>> print "Area of cos fn:", integrate(math.cos, 1, 2)

>
> The point was a pedagogic suggestion, i.e.

I understood your point. I just found it interesting since I've been
trying to extend my math (for use with python) skills in this area.

>"Try taking your
> friend along this path." I wasn't trying to do a particularly
> good job integrating, simply trying to show how you could
> motivate first-class functions by showing a "useful" and
> "fun" (at least to an engineer) function that cries out
> for higher order functions. In my experience engineers
> often want a "reason its useful" before engaging with an
> idea. I'll bet that after a few such experiences he'll see
> how passing around functions and (later) making functions from
> from functions is a great tool to have in his toolbox. Once
> he sees that, there will be no problem.

Yes, I agree. Another useful thing I've found is to store functions in a
dictionary and call them (dispatching) based on some data value.

Ron

Scott David Daniels
Guest
Posts: n/a

 09-23-2007
> Scott David Daniels wrote:
>>> def integrate(fn, x1, x2, n=100):...

>> The point was a pedagogic suggestion, ...

> I understood your point. I just found it interesting since I've been
> trying to extend my math (for use with python) skills in this area.

Ah, sorry.
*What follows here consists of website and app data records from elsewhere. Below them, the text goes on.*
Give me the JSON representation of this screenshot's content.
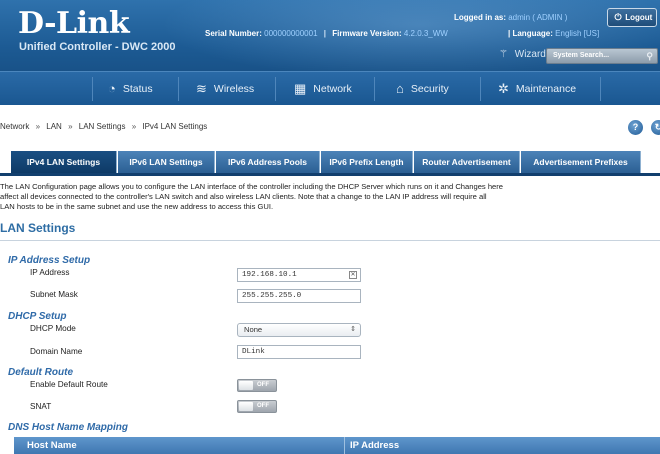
{
  "header": {
    "brand": "D-Link",
    "product": "Unified Controller - DWC 2000",
    "serial_label": "Serial Number:",
    "serial_value": "000000000001",
    "firmware_label": "Firmware Version:",
    "firmware_value": "4.2.0.3_WW",
    "logged_label": "Logged in as:",
    "logged_value": "admin ( ADMIN )",
    "logout_label": "Logout",
    "language_label": "Language:",
    "language_value": "English [US]",
    "wizard_label": "Wizard",
    "search_placeholder": "System Search...",
    "colors": {
      "header_bg": "#1c5a93",
      "accent_text": "#9fd0ff"
    }
  },
  "nav": {
    "items": [
      {
        "label": "Status",
        "icon": "dashboard-icon"
      },
      {
        "label": "Wireless",
        "icon": "wifi-icon"
      },
      {
        "label": "Network",
        "icon": "network-icon"
      },
      {
        "label": "Security",
        "icon": "lock-icon"
      },
      {
        "label": "Maintenance",
        "icon": "gears-icon"
      }
    ]
  },
  "breadcrumb": [
    "Network",
    "LAN",
    "LAN Settings",
    "IPv4 LAN Settings"
  ],
  "tabs": [
    {
      "label": "IPv4 LAN Settings",
      "active": true
    },
    {
      "label": "IPv6 LAN Settings",
      "active": false
    },
    {
      "label": "IPv6 Address Pools",
      "active": false
    },
    {
      "label": "IPv6 Prefix Length",
      "active": false
    },
    {
      "label": "Router Advertisement",
      "active": false
    },
    {
      "label": "Advertisement Prefixes",
      "active": false
    }
  ],
  "description": {
    "line1": "The LAN Configuration page allows you to configure the LAN interface of the controller including the DHCP Server which runs on it and Changes here",
    "line2": "affect all devices connected to the controller's LAN switch and also wireless LAN clients. Note that a change to the LAN IP address will require all",
    "line3": "LAN hosts to be in the same subnet and use the new address to access this GUI."
  },
  "section_title": "LAN Settings",
  "form": {
    "ip_setup": {
      "title": "IP Address Setup",
      "ip_label": "IP Address",
      "ip_value": "192.168.10.1",
      "mask_label": "Subnet Mask",
      "mask_value": "255.255.255.0"
    },
    "dhcp": {
      "title": "DHCP Setup",
      "mode_label": "DHCP Mode",
      "mode_value": "None",
      "domain_label": "Domain Name",
      "domain_value": "DLink"
    },
    "default_route": {
      "title": "Default Route",
      "enable_label": "Enable Default Route",
      "enable_state": "OFF",
      "snat_label": "SNAT",
      "snat_state": "OFF"
    },
    "dns_mapping": {
      "title": "DNS Host Name Mapping",
      "columns": [
        "Host Name",
        "IP Address"
      ]
    }
  }
}
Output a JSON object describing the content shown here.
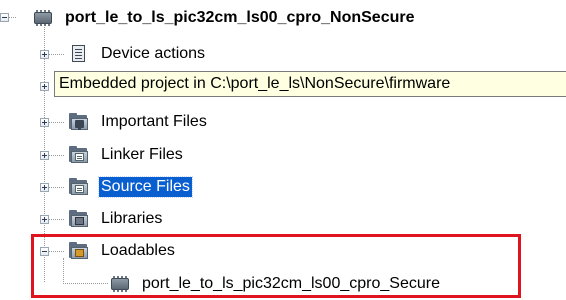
{
  "project": {
    "name": "port_le_to_ls_pic32cm_ls00_cpro_NonSecure"
  },
  "nodes": [
    {
      "id": "device-actions",
      "label": "Device actions",
      "icon": "device-actions-icon"
    },
    {
      "id": "important-files",
      "label": "Important Files",
      "icon": "important-folder-icon"
    },
    {
      "id": "linker-files",
      "label": "Linker Files",
      "icon": "linker-folder-icon"
    },
    {
      "id": "source-files",
      "label": "Source Files",
      "icon": "source-folder-icon",
      "selected": true
    },
    {
      "id": "libraries",
      "label": "Libraries",
      "icon": "libraries-folder-icon"
    },
    {
      "id": "loadables",
      "label": "Loadables",
      "icon": "loadables-folder-icon",
      "expanded": true
    }
  ],
  "loadable_child": {
    "label": "port_le_to_ls_pic32cm_ls00_cpro_Secure",
    "icon": "chip-project-icon"
  },
  "tooltip": {
    "text": "Embedded project in C:\\port_le_ls\\NonSecure\\firmware"
  },
  "colors": {
    "selection": "#0a5fd0",
    "highlight_border": "#e0141e",
    "tooltip_bg": "#ffffe1"
  }
}
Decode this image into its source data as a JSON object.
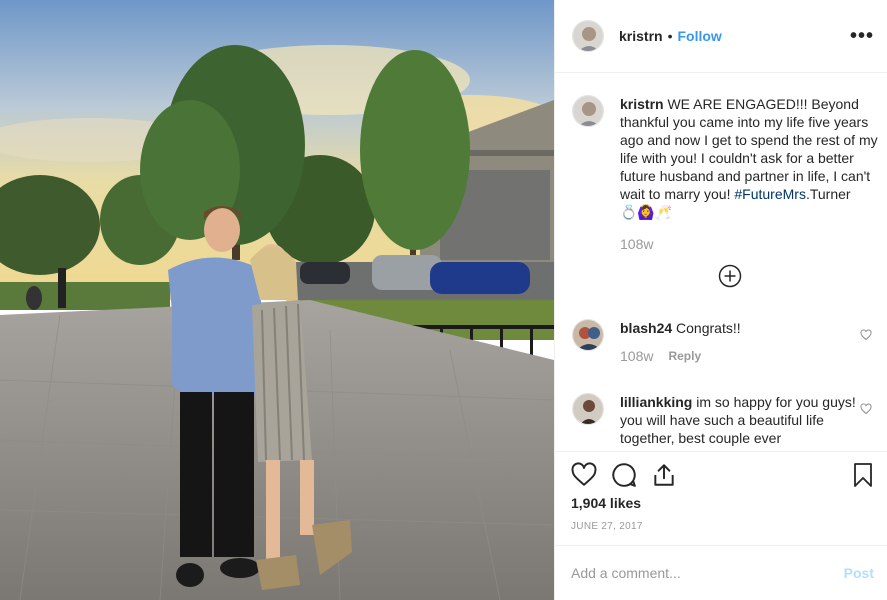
{
  "post": {
    "username": "kristrn",
    "follow_label": "Follow",
    "separator": "•",
    "more_label": "•••",
    "photo_alt": "Couple posing on a plaza at sunset"
  },
  "caption": {
    "username": "kristrn",
    "text": "WE ARE ENGAGED!!! Beyond thankful you came into my life five years ago and now I get to spend the rest of my life with you! I couldn't ask for a better future husband and partner in life, I can't wait to marry you!",
    "hashtag": "#FutureMrs",
    "hashtag_suffix": ".Turner",
    "emojis": "💍🙆‍♀️🥂",
    "age": "108w"
  },
  "comments": [
    {
      "username": "blash24",
      "text": "Congrats!!",
      "age": "108w",
      "reply_label": "Reply"
    },
    {
      "username": "lilliankking",
      "text": "im so happy for you guys! you will have such a beautiful life together, best couple ever"
    }
  ],
  "actions": {
    "likes": "1,904 likes",
    "date": "JUNE 27, 2017"
  },
  "composer": {
    "placeholder": "Add a comment...",
    "post_label": "Post"
  },
  "icons": {
    "load_more": "plus-circle-icon",
    "like": "heart-icon",
    "comment": "comment-bubble-icon",
    "share": "share-icon",
    "save": "bookmark-icon"
  },
  "colors": {
    "link": "#3897f0",
    "hashtag": "#003569",
    "muted": "#999999",
    "post_disabled": "#b2dffc"
  }
}
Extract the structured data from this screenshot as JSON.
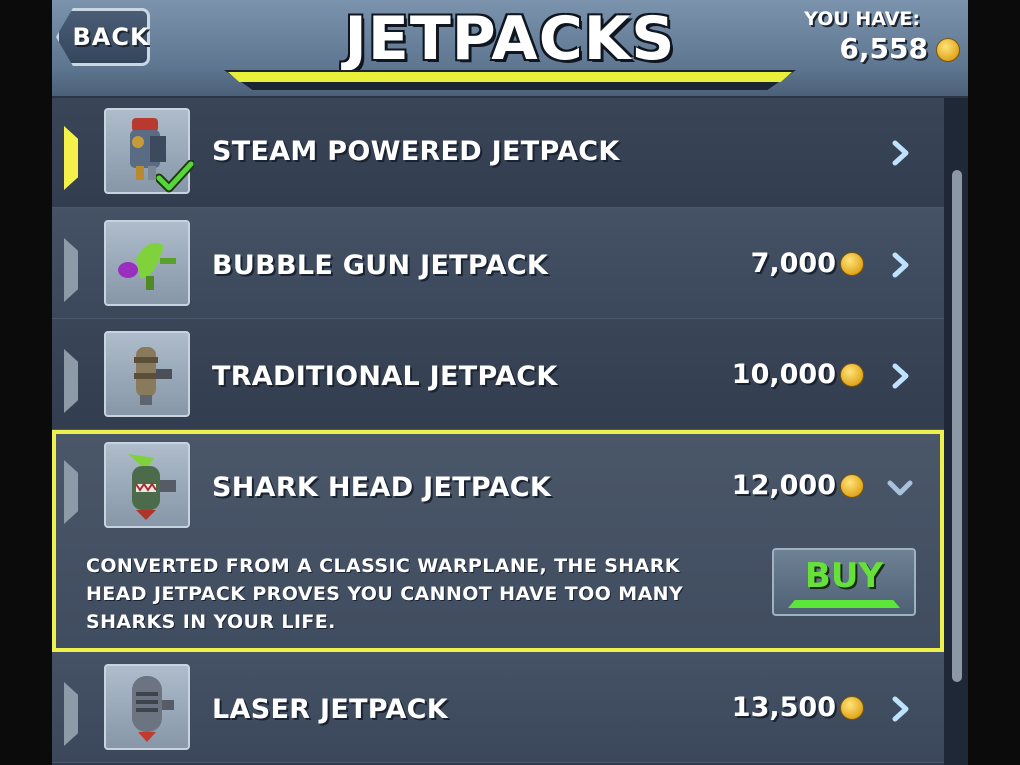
{
  "header": {
    "back_label": "BACK",
    "title": "JETPACKS",
    "balance_label": "YOU HAVE:",
    "balance_value": "6,558"
  },
  "items": [
    {
      "name": "STEAM POWERED JETPACK",
      "price": "",
      "owned": true,
      "selected": false
    },
    {
      "name": "BUBBLE GUN JETPACK",
      "price": "7,000",
      "owned": false,
      "selected": false
    },
    {
      "name": "TRADITIONAL JETPACK",
      "price": "10,000",
      "owned": false,
      "selected": false
    },
    {
      "name": "SHARK HEAD JETPACK",
      "price": "12,000",
      "owned": false,
      "selected": true,
      "description": "CONVERTED FROM A CLASSIC WARPLANE, THE SHARK HEAD JETPACK PROVES YOU CANNOT HAVE TOO MANY SHARKS IN YOUR LIFE.",
      "buy_label": "BUY"
    },
    {
      "name": "LASER JETPACK",
      "price": "13,500",
      "owned": false,
      "selected": false
    }
  ],
  "colors": {
    "highlight": "#eef14c",
    "buy_text": "#66e13a",
    "coin": "#e1a81e"
  },
  "icons": [
    "coin-icon",
    "chevron-right-icon",
    "chevron-down-icon",
    "checkmark-icon"
  ]
}
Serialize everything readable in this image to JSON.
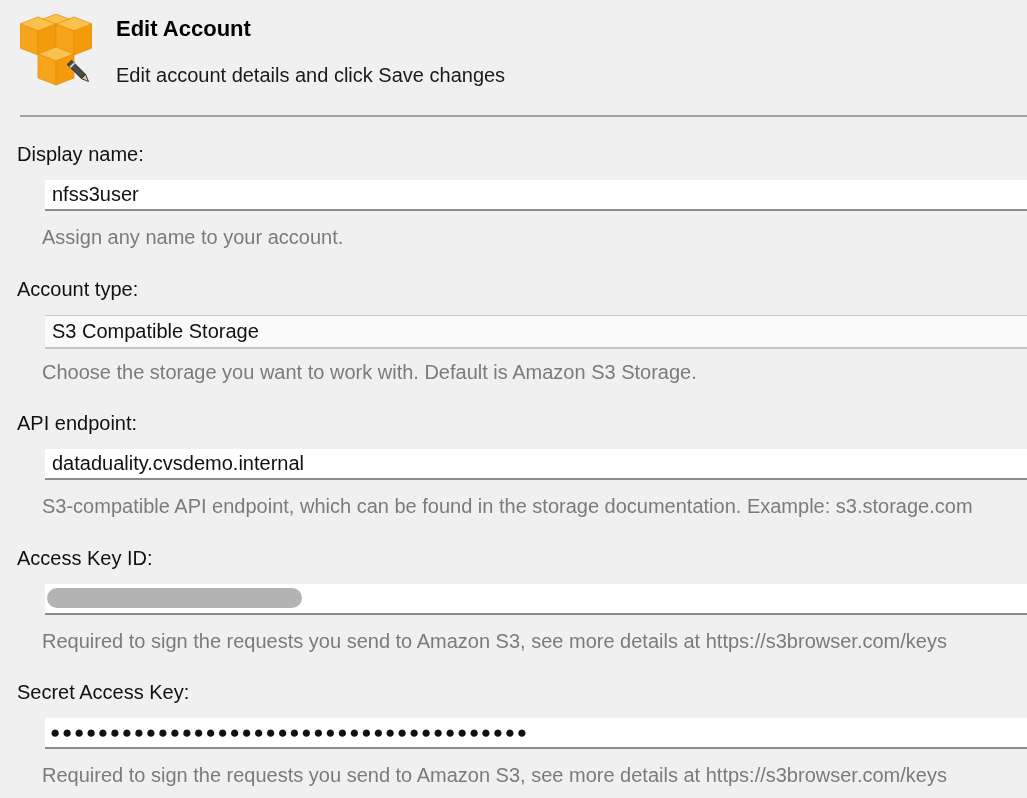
{
  "header": {
    "title": "Edit Account",
    "subtitle": "Edit account details and click Save changes"
  },
  "fields": [
    {
      "label": "Display name:",
      "kind": "text",
      "value": "nfss3user",
      "hint": "Assign any name to your account."
    },
    {
      "label": "Account type:",
      "kind": "select",
      "value": "S3 Compatible Storage",
      "hint": "Choose the storage you want to work with. Default is Amazon S3 Storage."
    },
    {
      "label": "API endpoint:",
      "kind": "text",
      "value": "dataduality.cvsdemo.internal",
      "hint": "S3-compatible API endpoint, which can be found in the storage documentation. Example: s3.storage.com"
    },
    {
      "label": "Access Key ID:",
      "kind": "redacted",
      "hint": "Required to sign the requests you send to Amazon S3, see more details at https://s3browser.com/keys"
    },
    {
      "label": "Secret Access Key:",
      "kind": "password",
      "value": "●●●●●●●●●●●●●●●●●●●●●●●●●●●●●●●●●●●●●●●●",
      "hint": "Required to sign the requests you send to Amazon S3, see more details at https://s3browser.com/keys"
    }
  ]
}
I had realized I wasn't explicit in my first message.
Yes, a perfectly fine integration.

You can then (and this is a major jump to get used to):
import functools

Sine = functools.partial(integrate, math.cos, 0.0, n=100)

Similarly, you can define a derivative that will behave fairly well,
all without examining the definition of the function being operated
upon.

-Scott

Guest
Posts: n/a

 09-23-2007

Scott David Daniels wrote:
>> Scott David Daniels wrote:
>>>> def integrate(fn, x1, x2, n=100):...
>>> The point was a pedagogic suggestion, ...

>> I understood your point. I just found it interesting since I've been
>> trying to extend my math (for use with python) skills in this area.

>
> Ah, sorry. I had realized I wasn't explicit in my first message.

Yes, I wasn't trying to correct you. I'm sorry if it came across that way.

> Yes, a perfectly fine integration.

There's still something about it that bothers me. I think it may be the
n=100 rather than delta='.0001', or some other way to specify the minimal
error. (Yes, it's a bit off topic.)

> You can then (and this is a major jump to get used to):
> import functools
>
> Sine = functools.partial(integrate, math.cos, 0.0, n=100)

I haven't played around with .partial yet. I wonder if it could be used in
dispatching situations where the function signatures differ?

> Similarly, you can define a derivative that will behave fairly well,
> all without examining the definition of the function being operated
> upon.

I'll get around to doing that at some point.

I also have a class that solves equations that takes a function in a
similar way. It uses the same method used by HP calculators to solve TVM
equations.

Cheers,
Ron